**WHAT IS EXPECTED:** Restate each record below word for word, skipping images.

**Items listed in a dataset:**
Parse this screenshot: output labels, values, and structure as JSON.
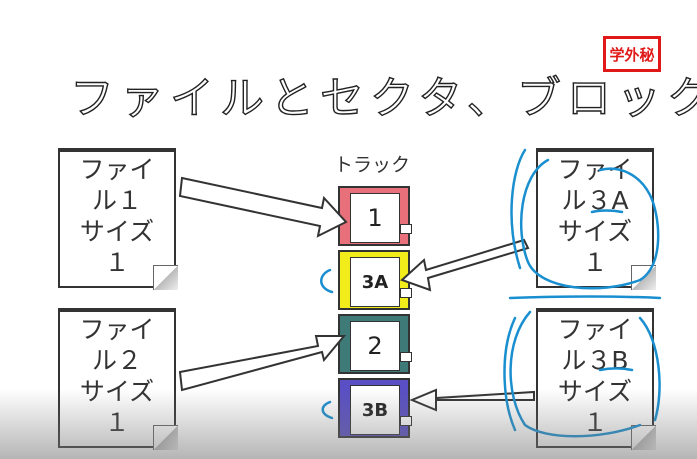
{
  "title": "ファイルとセクタ、ブロック",
  "stamp": "学外秘",
  "track_label": "トラック",
  "files_left": [
    {
      "lines": [
        "ファイ",
        "ル１",
        "サイズ",
        "１"
      ]
    },
    {
      "lines": [
        "ファイ",
        "ル２",
        "サイズ",
        "１"
      ]
    }
  ],
  "files_right": [
    {
      "lines": [
        "ファイ",
        "ル３A",
        "サイズ",
        "１"
      ]
    },
    {
      "lines": [
        "ファイ",
        "ル３B",
        "サイズ",
        "１"
      ]
    }
  ],
  "blocks": [
    {
      "label": "1",
      "color": "#e8707a"
    },
    {
      "label": "3A",
      "color": "#f2ec1a"
    },
    {
      "label": "2",
      "color": "#3d7a78"
    },
    {
      "label": "3B",
      "color": "#5a4fc4"
    }
  ],
  "colors": {
    "annotation": "#1a8fd0",
    "stamp": "#e01818"
  }
}
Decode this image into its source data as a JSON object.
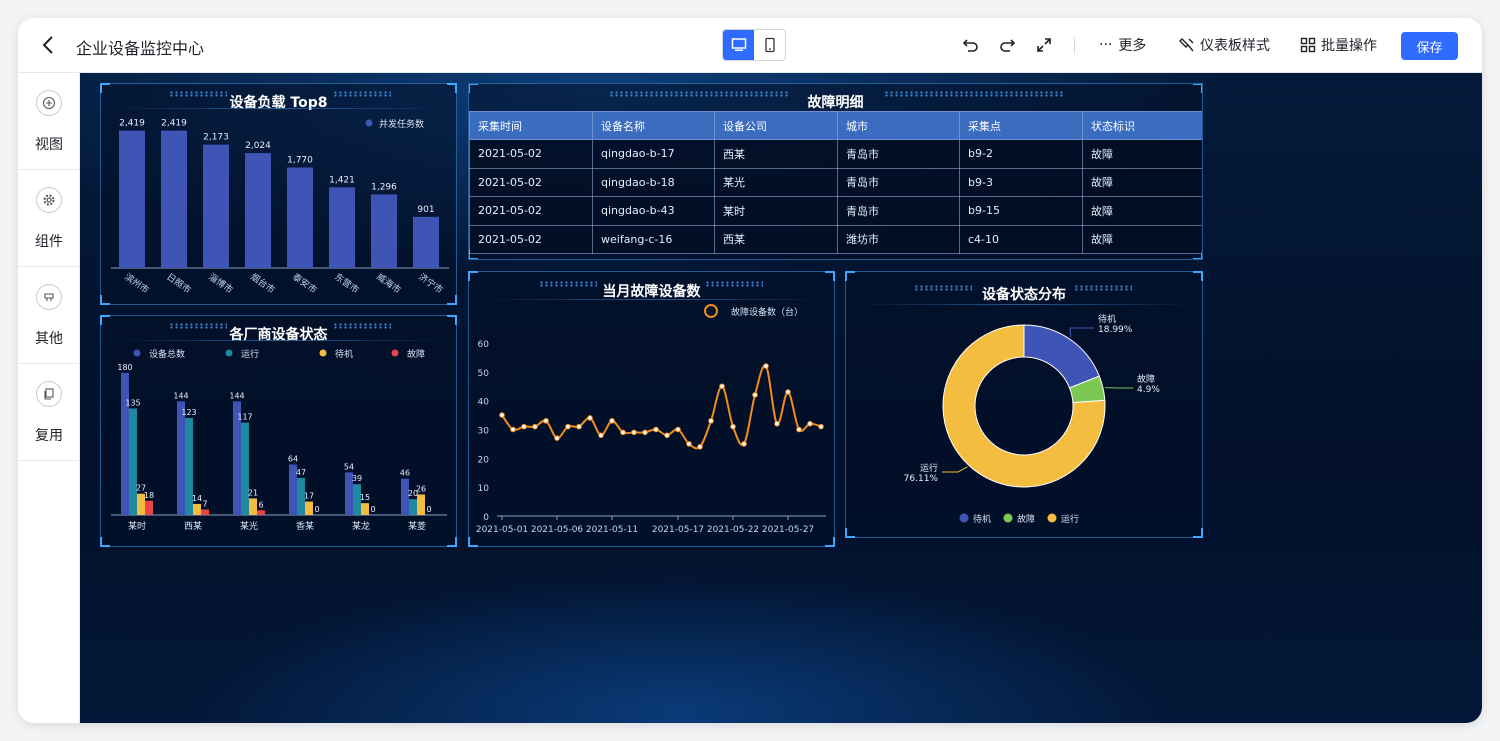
{
  "app": {
    "title": "企业设备监控中心"
  },
  "toolbar": {
    "more": "更多",
    "style": "仪表板样式",
    "batch": "批量操作",
    "save": "保存"
  },
  "sidebar": {
    "items": [
      {
        "label": "视图",
        "icon": "plus-circle-icon"
      },
      {
        "label": "组件",
        "icon": "gear-icon"
      },
      {
        "label": "其他",
        "icon": "misc-icon"
      },
      {
        "label": "复用",
        "icon": "copy-icon"
      }
    ]
  },
  "panels": {
    "load": {
      "title": "设备负载 Top8"
    },
    "vendor": {
      "title": "各厂商设备状态"
    },
    "faults": {
      "title": "故障明细"
    },
    "monthly": {
      "title": "当月故障设备数"
    },
    "status": {
      "title": "设备状态分布"
    }
  },
  "fault_table": {
    "columns": [
      "采集时间",
      "设备名称",
      "设备公司",
      "城市",
      "采集点",
      "状态标识"
    ],
    "rows": [
      [
        "2021-05-02",
        "qingdao-b-17",
        "西某",
        "青岛市",
        "b9-2",
        "故障"
      ],
      [
        "2021-05-02",
        "qingdao-b-18",
        "某光",
        "青岛市",
        "b9-3",
        "故障"
      ],
      [
        "2021-05-02",
        "qingdao-b-43",
        "某时",
        "青岛市",
        "b9-15",
        "故障"
      ],
      [
        "2021-05-02",
        "weifang-c-16",
        "西某",
        "潍坊市",
        "c4-10",
        "故障"
      ]
    ]
  },
  "colors": {
    "accent": "#2f6bff",
    "bar": "#3f55b5",
    "line": "#f08c1c",
    "waiting": "#3f55b5",
    "fault": "#7cc653",
    "running": "#f5bd3f"
  },
  "chart_data": [
    {
      "type": "bar",
      "title": "设备负载 Top8",
      "categories": [
        "滨州市",
        "日照市",
        "淄博市",
        "烟台市",
        "泰安市",
        "东营市",
        "威海市",
        "济宁市"
      ],
      "series": [
        {
          "name": "并发任务数",
          "values": [
            2419,
            2419,
            2173,
            2024,
            1770,
            1421,
            1296,
            901
          ]
        }
      ],
      "value_labels": [
        "2,419",
        "2,419",
        "2,173",
        "2,024",
        "1,770",
        "1,421",
        "1,296",
        "901"
      ],
      "ylim": [
        0,
        2800
      ],
      "legend": "top-right",
      "grid": false
    },
    {
      "type": "bar",
      "title": "各厂商设备状态",
      "categories": [
        "某时",
        "西某",
        "某光",
        "香某",
        "某龙",
        "某菱"
      ],
      "series": [
        {
          "name": "设备总数",
          "color": "#3f55b5",
          "values": [
            180,
            144,
            144,
            64,
            54,
            46
          ]
        },
        {
          "name": "运行",
          "color": "#1e88a0",
          "values": [
            135,
            123,
            117,
            47,
            39,
            20
          ]
        },
        {
          "name": "待机",
          "color": "#f5bd3f",
          "values": [
            27,
            14,
            21,
            17,
            15,
            26
          ]
        },
        {
          "name": "故障",
          "color": "#e8454d",
          "values": [
            18,
            7,
            6,
            0,
            0,
            0
          ]
        }
      ],
      "ylim": [
        0,
        190
      ],
      "legend": "top",
      "grid": false
    },
    {
      "type": "line",
      "title": "当月故障设备数",
      "series": [
        {
          "name": "故障设备数（台）",
          "values": [
            35,
            30,
            31,
            31,
            33,
            27,
            31,
            31,
            34,
            28,
            33,
            29,
            29,
            29,
            30,
            28,
            30,
            25,
            24,
            33,
            45,
            31,
            25,
            42,
            52,
            32,
            43,
            30,
            32,
            31
          ]
        }
      ],
      "x_start": "2021-05-01",
      "x_tick_labels": [
        "2021-05-01",
        "2021-05-06",
        "2021-05-11",
        "2021-05-17",
        "2021-05-22",
        "2021-05-27"
      ],
      "yticks": [
        "0",
        "10",
        "20",
        "30",
        "40",
        "50",
        "60"
      ],
      "ylim": [
        0,
        60
      ],
      "legend": "top-right",
      "grid": false
    },
    {
      "type": "pie",
      "title": "设备状态分布",
      "slices": [
        {
          "name": "待机",
          "value": 18.99,
          "label": "18.99%",
          "color": "#3f55b5"
        },
        {
          "name": "故障",
          "value": 4.9,
          "label": "4.9%",
          "color": "#7cc653"
        },
        {
          "name": "运行",
          "value": 76.11,
          "label": "76.11%",
          "color": "#f5bd3f"
        }
      ],
      "donut": true,
      "legend": "bottom"
    }
  ]
}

**TASK OUTPUT:**
Parse this screenshot: output labels, values, and structure as JSON.
{
  "title": "ファイルとセクタ、ブロック",
  "stamp": "学外秘",
  "track_label": "トラック",
  "files_left": [
    {
      "lines": [
        "ファイ",
        "ル１",
        "サイズ",
        "１"
      ]
    },
    {
      "lines": [
        "ファイ",
        "ル２",
        "サイズ",
        "１"
      ]
    }
  ],
  "files_right": [
    {
      "lines": [
        "ファイ",
        "ル３A",
        "サイズ",
        "１"
      ]
    },
    {
      "lines": [
        "ファイ",
        "ル３B",
        "サイズ",
        "１"
      ]
    }
  ],
  "blocks": [
    {
      "label": "1",
      "color": "#e8707a"
    },
    {
      "label": "3A",
      "color": "#f2ec1a"
    },
    {
      "label": "2",
      "color": "#3d7a78"
    },
    {
      "label": "3B",
      "color": "#5a4fc4"
    }
  ],
  "colors": {
    "annotation": "#1a8fd0",
    "stamp": "#e01818"
  }
}
Decode this image into its source data as a JSON object.
{
  "app": {
    "title": "企业设备监控中心"
  },
  "toolbar": {
    "more": "更多",
    "style": "仪表板样式",
    "batch": "批量操作",
    "save": "保存"
  },
  "sidebar": {
    "items": [
      {
        "label": "视图",
        "icon": "plus-circle-icon"
      },
      {
        "label": "组件",
        "icon": "gear-icon"
      },
      {
        "label": "其他",
        "icon": "misc-icon"
      },
      {
        "label": "复用",
        "icon": "copy-icon"
      }
    ]
  },
  "panels": {
    "load": {
      "title": "设备负载 Top8"
    },
    "vendor": {
      "title": "各厂商设备状态"
    },
    "faults": {
      "title": "故障明细"
    },
    "monthly": {
      "title": "当月故障设备数"
    },
    "status": {
      "title": "设备状态分布"
    }
  },
  "fault_table": {
    "columns": [
      "采集时间",
      "设备名称",
      "设备公司",
      "城市",
      "采集点",
      "状态标识"
    ],
    "rows": [
      [
        "2021-05-02",
        "qingdao-b-17",
        "西某",
        "青岛市",
        "b9-2",
        "故障"
      ],
      [
        "2021-05-02",
        "qingdao-b-18",
        "某光",
        "青岛市",
        "b9-3",
        "故障"
      ],
      [
        "2021-05-02",
        "qingdao-b-43",
        "某时",
        "青岛市",
        "b9-15",
        "故障"
      ],
      [
        "2021-05-02",
        "weifang-c-16",
        "西某",
        "潍坊市",
        "c4-10",
        "故障"
      ]
    ]
  },
  "colors": {
    "accent": "#2f6bff",
    "bar": "#3f55b5",
    "line": "#f08c1c",
    "waiting": "#3f55b5",
    "fault": "#7cc653",
    "running": "#f5bd3f"
  },
  "chart_data": [
    {
      "type": "bar",
      "title": "设备负载 Top8",
      "categories": [
        "滨州市",
        "日照市",
        "淄博市",
        "烟台市",
        "泰安市",
        "东营市",
        "威海市",
        "济宁市"
      ],
      "series": [
        {
          "name": "并发任务数",
          "values": [
            2419,
            2419,
            2173,
            2024,
            1770,
            1421,
            1296,
            901
          ]
        }
      ],
      "value_labels": [
        "2,419",
        "2,419",
        "2,173",
        "2,024",
        "1,770",
        "1,421",
        "1,296",
        "901"
      ],
      "ylim": [
        0,
        2800
      ],
      "legend": "top-right",
      "grid": false
    },
    {
      "type": "bar",
      "title": "各厂商设备状态",
      "categories": [
        "某时",
        "西某",
        "某光",
        "香某",
        "某龙",
        "某菱"
      ],
      "series": [
        {
          "name": "设备总数",
          "color": "#3f55b5",
          "values": [
            180,
            144,
            144,
            64,
            54,
            46
          ]
        },
        {
          "name": "运行",
          "color": "#1e88a0",
          "values": [
            135,
            123,
            117,
            47,
            39,
            20
          ]
        },
        {
          "name": "待机",
          "color": "#f5bd3f",
          "values": [
            27,
            14,
            21,
            17,
            15,
            26
          ]
        },
        {
          "name": "故障",
          "color": "#e8454d",
          "values": [
            18,
            7,
            6,
            0,
            0,
            0
          ]
        }
      ],
      "ylim": [
        0,
        190
      ],
      "legend": "top",
      "grid": false
    },
    {
      "type": "line",
      "title": "当月故障设备数",
      "series": [
        {
          "name": "故障设备数（台）",
          "values": [
            35,
            30,
            31,
            31,
            33,
            27,
            31,
            31,
            34,
            28,
            33,
            29,
            29,
            29,
            30,
            28,
            30,
            25,
            24,
            33,
            45,
            31,
            25,
            42,
            52,
            32,
            43,
            30,
            32,
            31
          ]
        }
      ],
      "x_start": "2021-05-01",
      "x_tick_labels": [
        "2021-05-01",
        "2021-05-06",
        "2021-05-11",
        "2021-05-17",
        "2021-05-22",
        "2021-05-27"
      ],
      "yticks": [
        "0",
        "10",
        "20",
        "30",
        "40",
        "50",
        "60"
      ],
      "ylim": [
        0,
        60
      ],
      "legend": "top-right",
      "grid": false
    },
    {
      "type": "pie",
      "title": "设备状态分布",
      "slices": [
        {
          "name": "待机",
          "value": 18.99,
          "label": "18.99%",
          "color": "#3f55b5"
        },
        {
          "name": "故障",
          "value": 4.9,
          "label": "4.9%",
          "color": "#7cc653"
        },
        {
          "name": "运行",
          "value": 76.11,
          "label": "76.11%",
          "color": "#f5bd3f"
        }
      ],
      "donut": true,
      "legend": "bottom"
    }
  ]
}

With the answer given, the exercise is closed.